**** Data supplied
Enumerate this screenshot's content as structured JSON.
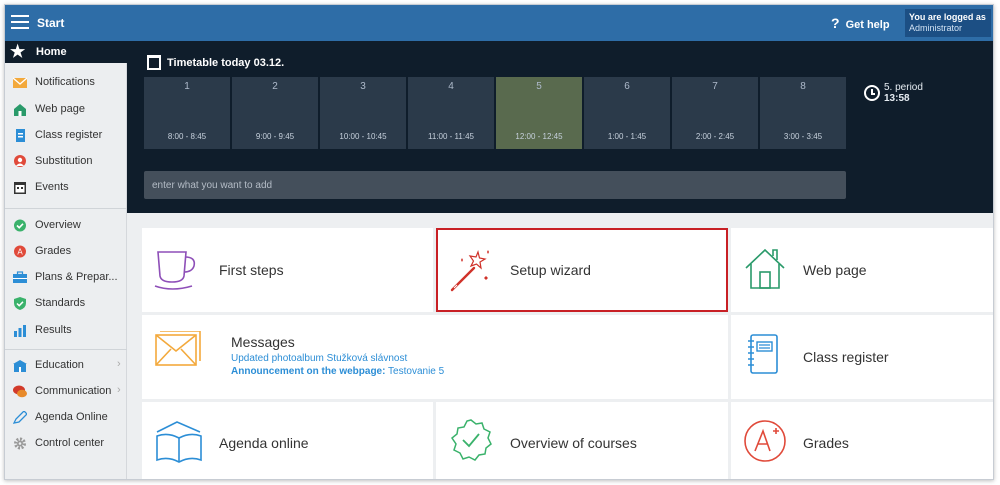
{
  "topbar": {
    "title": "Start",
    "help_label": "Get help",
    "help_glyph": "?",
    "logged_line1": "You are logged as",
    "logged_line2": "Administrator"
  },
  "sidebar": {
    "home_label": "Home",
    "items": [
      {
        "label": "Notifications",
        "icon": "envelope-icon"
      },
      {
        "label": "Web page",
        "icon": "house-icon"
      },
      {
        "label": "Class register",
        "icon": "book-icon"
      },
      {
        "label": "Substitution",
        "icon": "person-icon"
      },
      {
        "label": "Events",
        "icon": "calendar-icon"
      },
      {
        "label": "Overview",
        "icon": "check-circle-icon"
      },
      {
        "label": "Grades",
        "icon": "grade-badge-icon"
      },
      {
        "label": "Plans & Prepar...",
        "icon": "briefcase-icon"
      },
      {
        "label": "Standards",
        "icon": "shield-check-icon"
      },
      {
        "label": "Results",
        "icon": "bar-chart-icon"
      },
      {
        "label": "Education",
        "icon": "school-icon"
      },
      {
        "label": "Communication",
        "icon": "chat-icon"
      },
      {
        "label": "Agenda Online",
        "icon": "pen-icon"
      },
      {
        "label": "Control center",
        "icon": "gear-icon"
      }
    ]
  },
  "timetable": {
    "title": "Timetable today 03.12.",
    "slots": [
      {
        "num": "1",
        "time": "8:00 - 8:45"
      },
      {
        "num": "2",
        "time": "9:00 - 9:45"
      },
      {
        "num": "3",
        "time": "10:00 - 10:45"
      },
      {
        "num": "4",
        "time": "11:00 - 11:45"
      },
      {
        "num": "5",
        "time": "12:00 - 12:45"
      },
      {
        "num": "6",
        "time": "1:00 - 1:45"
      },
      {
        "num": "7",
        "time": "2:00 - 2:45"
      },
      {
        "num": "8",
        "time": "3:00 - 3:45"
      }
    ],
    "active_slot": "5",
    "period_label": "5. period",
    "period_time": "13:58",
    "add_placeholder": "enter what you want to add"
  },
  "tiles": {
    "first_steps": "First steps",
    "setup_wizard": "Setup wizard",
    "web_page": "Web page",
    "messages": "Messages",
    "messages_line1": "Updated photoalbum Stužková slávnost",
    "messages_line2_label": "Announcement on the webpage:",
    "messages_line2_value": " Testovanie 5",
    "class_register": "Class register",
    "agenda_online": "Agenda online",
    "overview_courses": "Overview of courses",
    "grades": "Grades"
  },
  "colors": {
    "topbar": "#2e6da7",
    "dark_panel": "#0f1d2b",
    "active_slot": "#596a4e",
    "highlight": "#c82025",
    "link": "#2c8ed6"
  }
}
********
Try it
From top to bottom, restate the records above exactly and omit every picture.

Task solution
Enumerate this screenshot's content as structured JSON.
{
  "topbar": {
    "title": "Start",
    "help_label": "Get help",
    "help_glyph": "?",
    "logged_line1": "You are logged as",
    "logged_line2": "Administrator"
  },
  "sidebar": {
    "home_label": "Home",
    "items": [
      {
        "label": "Notifications",
        "icon": "envelope-icon"
      },
      {
        "label": "Web page",
        "icon": "house-icon"
      },
      {
        "label": "Class register",
        "icon": "book-icon"
      },
      {
        "label": "Substitution",
        "icon": "person-icon"
      },
      {
        "label": "Events",
        "icon": "calendar-icon"
      },
      {
        "label": "Overview",
        "icon": "check-circle-icon"
      },
      {
        "label": "Grades",
        "icon": "grade-badge-icon"
      },
      {
        "label": "Plans & Prepar...",
        "icon": "briefcase-icon"
      },
      {
        "label": "Standards",
        "icon": "shield-check-icon"
      },
      {
        "label": "Results",
        "icon": "bar-chart-icon"
      },
      {
        "label": "Education",
        "icon": "school-icon"
      },
      {
        "label": "Communication",
        "icon": "chat-icon"
      },
      {
        "label": "Agenda Online",
        "icon": "pen-icon"
      },
      {
        "label": "Control center",
        "icon": "gear-icon"
      }
    ]
  },
  "timetable": {
    "title": "Timetable today 03.12.",
    "slots": [
      {
        "num": "1",
        "time": "8:00 - 8:45"
      },
      {
        "num": "2",
        "time": "9:00 - 9:45"
      },
      {
        "num": "3",
        "time": "10:00 - 10:45"
      },
      {
        "num": "4",
        "time": "11:00 - 11:45"
      },
      {
        "num": "5",
        "time": "12:00 - 12:45"
      },
      {
        "num": "6",
        "time": "1:00 - 1:45"
      },
      {
        "num": "7",
        "time": "2:00 - 2:45"
      },
      {
        "num": "8",
        "time": "3:00 - 3:45"
      }
    ],
    "active_slot": "5",
    "period_label": "5. period",
    "period_time": "13:58",
    "add_placeholder": "enter what you want to add"
  },
  "tiles": {
    "first_steps": "First steps",
    "setup_wizard": "Setup wizard",
    "web_page": "Web page",
    "messages": "Messages",
    "messages_line1": "Updated photoalbum Stužková slávnost",
    "messages_line2_label": "Announcement on the webpage:",
    "messages_line2_value": " Testovanie 5",
    "class_register": "Class register",
    "agenda_online": "Agenda online",
    "overview_courses": "Overview of courses",
    "grades": "Grades"
  },
  "colors": {
    "topbar": "#2e6da7",
    "dark_panel": "#0f1d2b",
    "active_slot": "#596a4e",
    "highlight": "#c82025",
    "link": "#2c8ed6"
  }
}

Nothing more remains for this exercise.